=== Given entries ===

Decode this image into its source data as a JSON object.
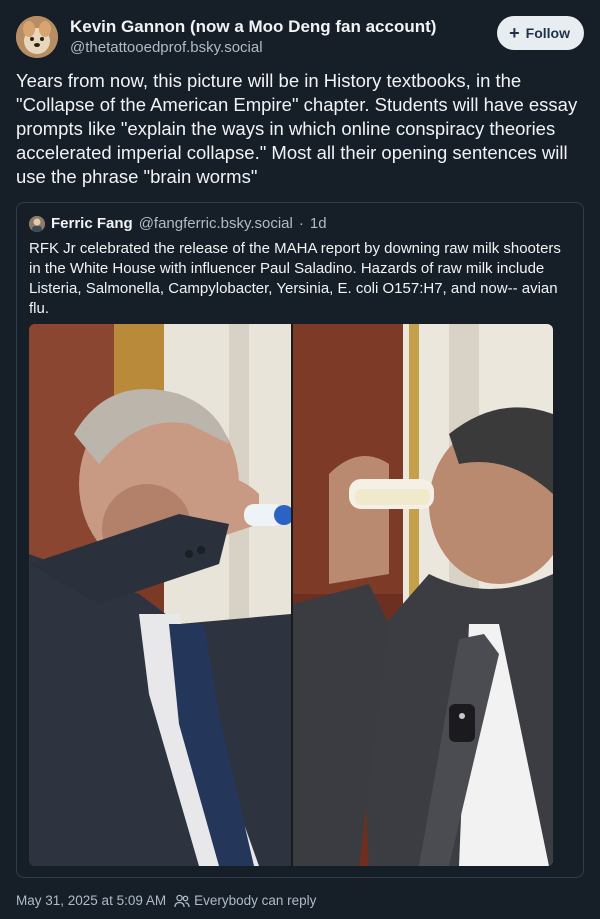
{
  "post": {
    "author": {
      "display_name": "Kevin Gannon (now a Moo Deng fan account)",
      "handle": "@thetattooedprof.bsky.social",
      "avatar_icon": "dog-avatar-icon"
    },
    "follow_label": "Follow",
    "text": "Years from now, this picture will be in History textbooks, in the \"Collapse of the American Empire\" chapter. Students will have essay prompts like \"explain the ways in which online conspiracy theories accelerated imperial collapse.\" Most all their opening sentences will use the phrase \"brain worms\"",
    "quote": {
      "author_name": "Ferric Fang",
      "handle": "@fangferric.bsky.social",
      "separator": "·",
      "time_ago": "1d",
      "text": "RFK Jr celebrated the release of the MAHA report by downing raw milk shooters in the White House with influencer Paul Saladino. Hazards of raw milk include Listeria, Salmonella, Campylobacter, Yersinia, E. coli O157:H7, and now-- avian flu."
    },
    "footer": {
      "timestamp": "May 31, 2025 at 5:09 AM",
      "reply_setting": "Everybody can reply"
    }
  },
  "colors": {
    "background": "#161e27",
    "text_primary": "#f1f3f5",
    "text_secondary": "#aebbc9",
    "follow_button_bg": "#e8edf2",
    "follow_button_text": "#1f3347",
    "border": "#2e3d4d"
  }
}
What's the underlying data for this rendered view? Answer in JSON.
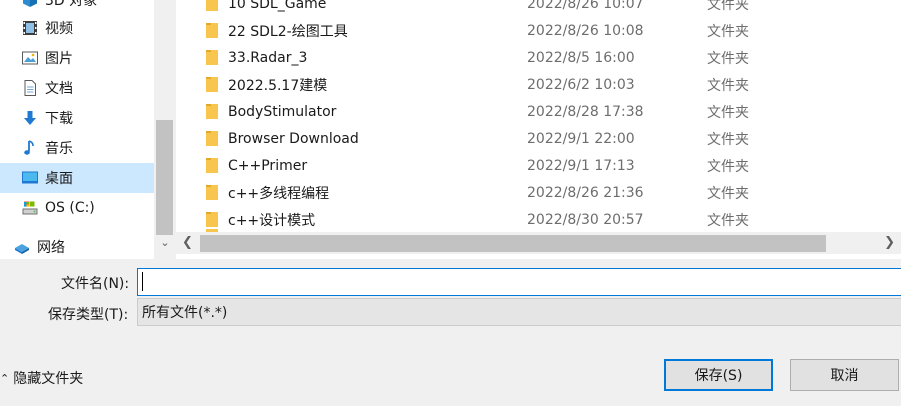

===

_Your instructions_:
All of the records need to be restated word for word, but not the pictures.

_Finished task_:
Decode this image into its source data as a JSON object.
{
  "post": {
    "author": {
      "display_name": "Kevin Gannon (now a Moo Deng fan account)",
      "handle": "@thetattooedprof.bsky.social",
      "avatar_icon": "dog-avatar-icon"
    },
    "follow_label": "Follow",
    "text": "Years from now, this picture will be in History textbooks, in the \"Collapse of the American Empire\" chapter. Students will have essay prompts like \"explain the ways in which online conspiracy theories accelerated imperial collapse.\" Most all their opening sentences will use the phrase \"brain worms\"",
    "quote": {
      "author_name": "Ferric Fang",
      "handle": "@fangferric.bsky.social",
      "separator": "·",
      "time_ago": "1d",
      "text": "RFK Jr celebrated the release of the MAHA report by downing raw milk shooters in the White House with influencer Paul Saladino. Hazards of raw milk include Listeria, Salmonella, Campylobacter, Yersinia, E. coli O157:H7, and now-- avian flu."
    },
    "footer": {
      "timestamp": "May 31, 2025 at 5:09 AM",
      "reply_setting": "Everybody can reply"
    }
  },
  "colors": {
    "background": "#161e27",
    "text_primary": "#f1f3f5",
    "text_secondary": "#aebbc9",
    "follow_button_bg": "#e8edf2",
    "follow_button_text": "#1f3347",
    "border": "#2e3d4d"
  }
}
What's the underlying data for this rendered view? Answer in JSON.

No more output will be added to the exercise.